It seems to work! I get as far as the licence screen! I click upgrade and... pow! Different Vista version. Indeed, I've installed Vista Enterprise and am now trying to upgrade to 7 Ultimate. Through Microsoft's glasses, this seems not to be an upgrade. Luckily, some site on the internet tells me that I can forge the Edition by changing a key in the registry to Ultimate.

I restart the 7 installation. Oh snap, this time I apparently need Vista's Service Pack 1. I'm getting used to the bullying and visit Windows Update. Of course, I need to update Windows Update first. And I need to reboot. And I need to re check and prevent Vista from already starting new downloads after I log in again. And I need to find out that the Service Pack 1 (or 2 for that matter) are not among the available 50-odd updates.

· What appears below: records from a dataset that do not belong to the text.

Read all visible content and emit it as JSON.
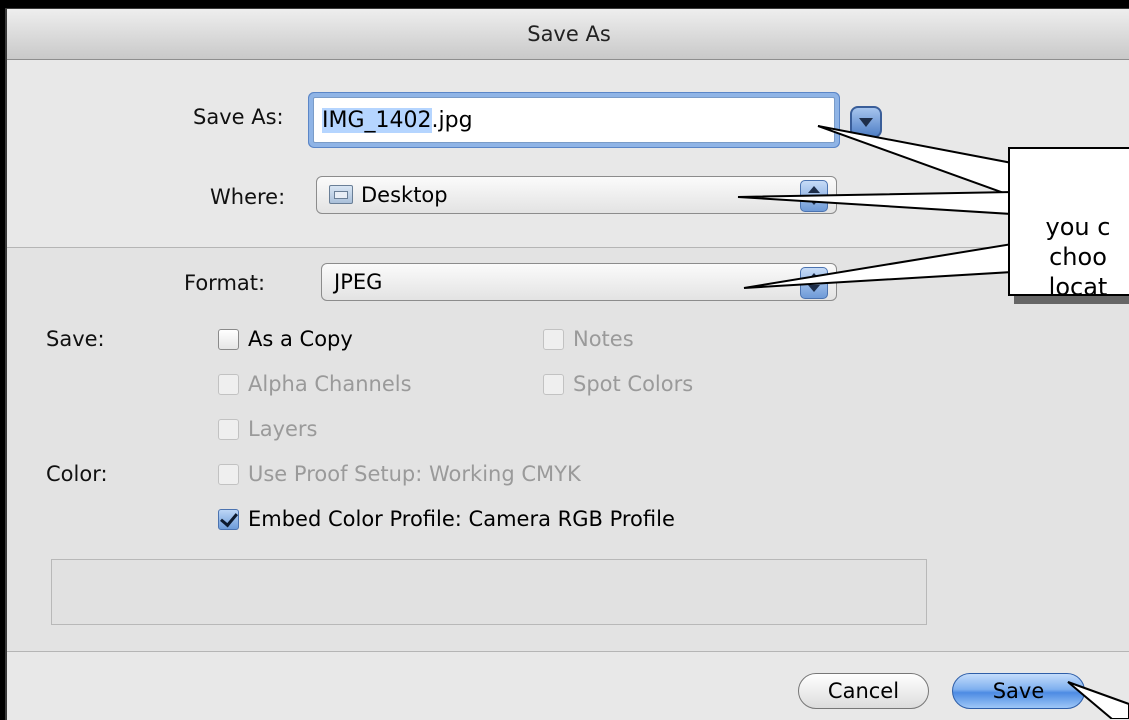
{
  "window": {
    "title": "Save As"
  },
  "save_as": {
    "label": "Save As:",
    "filename_selected": "IMG_1402",
    "filename_ext": ".jpg"
  },
  "where": {
    "label": "Where:",
    "value": "Desktop"
  },
  "format": {
    "label": "Format:",
    "value": "JPEG"
  },
  "save_options": {
    "label": "Save:",
    "as_a_copy": "As a Copy",
    "notes": "Notes",
    "alpha_channels": "Alpha Channels",
    "spot_colors": "Spot Colors",
    "layers": "Layers"
  },
  "color_options": {
    "label": "Color:",
    "use_proof_setup": "Use Proof Setup:  Working CMYK",
    "embed_color_profile": "Embed Color Profile:  Camera RGB Profile"
  },
  "buttons": {
    "cancel": "Cancel",
    "save": "Save"
  },
  "callout": {
    "line1": "you c",
    "line2": "choo",
    "line3": "locat"
  }
}
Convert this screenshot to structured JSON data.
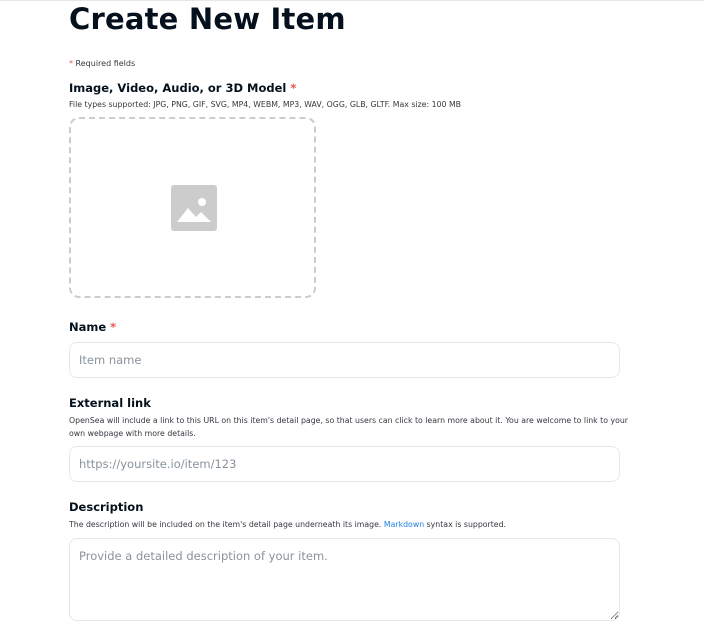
{
  "page": {
    "title": "Create New Item",
    "required_note": "Required fields",
    "asterisk": "*"
  },
  "media": {
    "label": "Image, Video, Audio, or 3D Model",
    "help": "File types supported: JPG, PNG, GIF, SVG, MP4, WEBM, MP3, WAV, OGG, GLB, GLTF. Max size: 100 MB",
    "icon": "image-icon"
  },
  "name": {
    "label": "Name",
    "placeholder": "Item name",
    "value": ""
  },
  "external_link": {
    "label": "External link",
    "help": "OpenSea will include a link to this URL on this item's detail page, so that users can click to learn more about it. You are welcome to link to your own webpage with more details.",
    "placeholder": "https://yoursite.io/item/123",
    "value": ""
  },
  "description": {
    "label": "Description",
    "help_prefix": "The description will be included on the item's detail page underneath its image.",
    "help_link": "Markdown",
    "help_suffix": "syntax is supported.",
    "placeholder": "Provide a detailed description of your item.",
    "value": ""
  },
  "colors": {
    "required": "#eb5757",
    "link": "#2081e2",
    "border": "#e5e8eb",
    "dropzone_border": "#cccccc",
    "icon": "#cccccc"
  }
}
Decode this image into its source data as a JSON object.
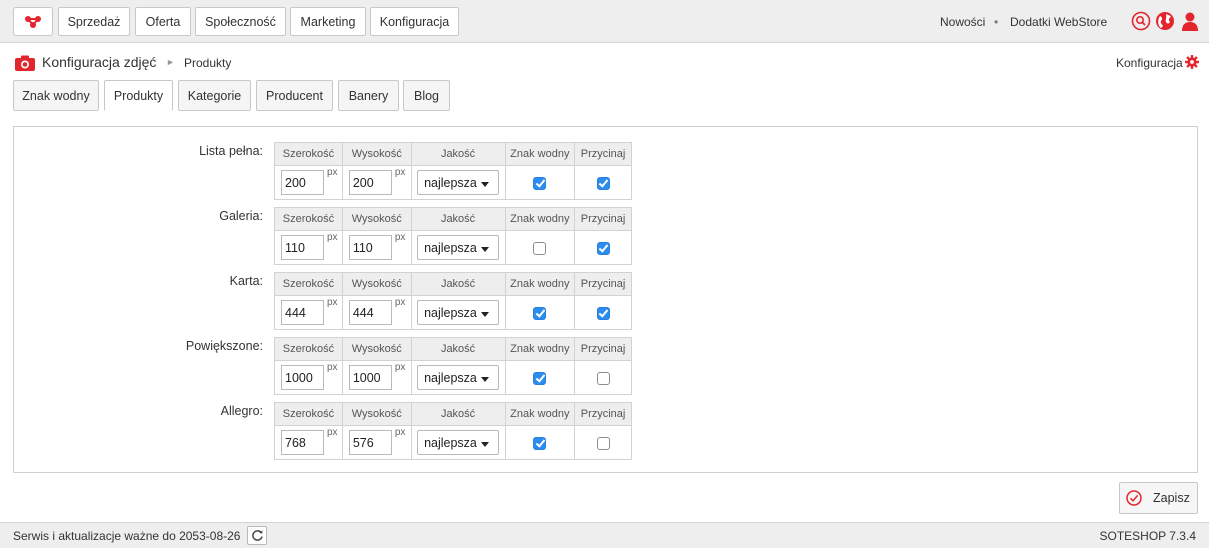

So I head over to Microsoft's site and find, after changing the URL, a Dutch language version of Service Pack 1. I download it - thank god for 30 Mbps pipes and increased data traffic allowances - and start installing it. I'm informed that it may take an hour or more. I sigh and sit it out with a book and start blogging all this. If, after installing SP1 and another reboot, I still cannot install Windows 7, I'm downloading an illegal copy.

There we go. After being stuck for at least 5 minutes on 100%, the SP1 installation finally finishes (seemingly successfully) and reboots the computer. Suspense. Phase 3 of 3 starts and stays stuck on 0% for a few minutes. I get some time to wonder why on earth I need a Service Pack update if I'm upgrading to another OS anyway. After completing phase 3 of 3, phase 1 of 3 starts and stays stuck on 0% for a bit. Then, logically, phase 2 of 3 starts and my computer is ... rebooting again! If I have to see that Asus screen one more time, I'm going to kill someone. Again, phase 3 of 3 commences and I'm advised not to switch off the computer. Like what, am I crazy? Aha, phase 1 of 3 is there again. It's good that users do not get a general idea of how long they're going to have to wait. They might sneak down to get some coffee which they might then spill over their computer, blaming Microsoft for it.

Another 15 minutes later, my computer reboots hopefully for the last time (before my 7 installation). Phase 3 of 3 again takes place. How difficult can it be to make all the changes at once and restart afterwards? Finally, I re-gain control over my computer. I fire up the Windows 7 installation and get past the upgrade screen. I suppress some loud cheering (people are already sleeping). Finally, done! I want my afternoon and evening back!

One of the questions I ask myself is: why do I have to wait so long to learn that something couldn't work anyway? Why does Microsoft not verify compatibility (language, version, system) ask for all the details (settings, language, product key) next and start installing after everything's clear? I could leave the computer unattended and come back and start using my computer. But no. Admittedly, it's a lot better since the Windows XP setup, but I still have to run up the stairs every now and then to push a button or two.

Another question is how much easier it would have been to simply download an illegal copy of Windows 7 Ultimate in the language I'd like? It would've taken, say, an hour, including downloading and burning. Now I've been sitting here for over 7 hours and I'm wondering how a layman like my father would've done this. So much for trying to use legal software.

My advice to Microsoft: want to keep your users? Make upgrades easy: ask for a valid Windows XP key or installation and allow upgrades to cross language and version boundaries.

1 comment:

Zeca said...

Now imagine all that ... but with a 2Mbps connection :]